Verizon Business advised customers to slow down and make sure all the other security measures are in place to trap targeted attacks before worrying about replacing SecurID tokens.
Organizations shouldn't make replacing compromised RSA Security
SecurID tokens their top priority, according to a security consultant
at Verizon Business.
Corporate IT departments would be better off beefing up defenses to
stop spear-phishing attacks and increasing network security rather than
rushing to replace compromised tokens, Dave Kennedy, a security analyst
with Verizon Business, wrote June 30 on the company's Security Blog.
Around three-quarters of the cases believed to be secondary attacks
following the SecurID breach used spear phishing e-mail attacks to
install a Trojan on a computer within the targeted organization,
The Trojan installed a keylogger onto the victim's computer to gather
user information such as the hostname, the user ID, PIN code and the
temporary code generated by the SecurID token, Kennedy said. The
harvested information could be used to create a cloned SecurID token to
breach the network, according to Kennedy.
"With this the attacker can work backwards to associate a user ID with
token seed and then use the results to impersonate the user," Kennedy
Implementing security measures against spear-phishing attacks will stop
this kind of SecurID-attack from succeeding as well as other targeted
attacks, while replacing the tokens won't do anything about all the
other attacks, Kennedy said. Spear-phishing and other targeted attacks
are a bigger threat to most organizations than the one relying on
cloned SecurID tokens, according to Kennedy.
"All those things we've been encouraging customers to do for years
continue to be essential," Kennedy wrote, noting that the costs of
those measures should already be part of the routine IT budget.
All customers should restrict authentication sessions to known devices
and locations, monitor authentication sessions from unknown devices and
locations while restricting multiple logins from the same user. Kennedy
encouraged IT managers to aggressively investigate suspicious incidents
When RSA Security announced its data breach in March, it immediately
advised customers to strengthen existing security measures such as
detecting unusual logins and escalation of user privileges in order to
detect follow-up attacks.
"Everything known about the RSA breach supports the inference that
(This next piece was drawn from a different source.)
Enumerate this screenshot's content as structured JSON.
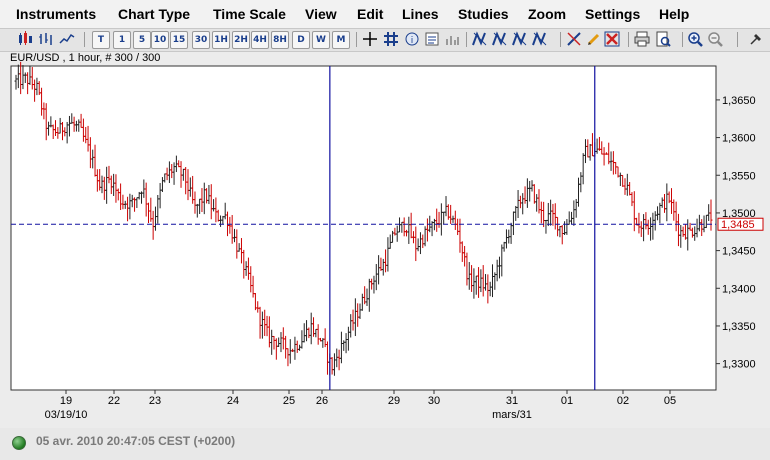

nation-state motivated attackers were responsible for the RSA breach,"
Kennedy wrote. Once an organization accepts that the threat may be from
"state-sponsored actors," then the management team has to assess the
likelihood of the RSA attackers targeting the enterprise, Kennedy said.
Rushing to replace the tokens would disrupt operations and require the
organization to dedicate additional resources, especially staff time.
"No knee-jerking allowed," Kenney wrote.
Only a "subset" of enterprises, departments, and individuals should be
taking immediate action against the threat, Kennedy said. He defined
this subset as some government departments, some researchers, some
companies with aggressive international competitors and any entity
already targeted for nation-state espionage.
Companies that are "peers" of Lockheed Martin, Northrop Grumman and the
International Monetary Fund would fall in this category, said Kennedy.
Most customers should plan to replace their existing SecurID
installation, but they can take their time to do so, provided other
security measures are in place, according to Kennedy.
Kennedy closely echoed RSA Security's claim in June that the attackers
were only interested in military information and were focused on
defense contractors. RSA has focused its efforts on replacing the
tokens for customers in the vulnerable category, but has said it will
replace tokens for practically any customer who request to do so.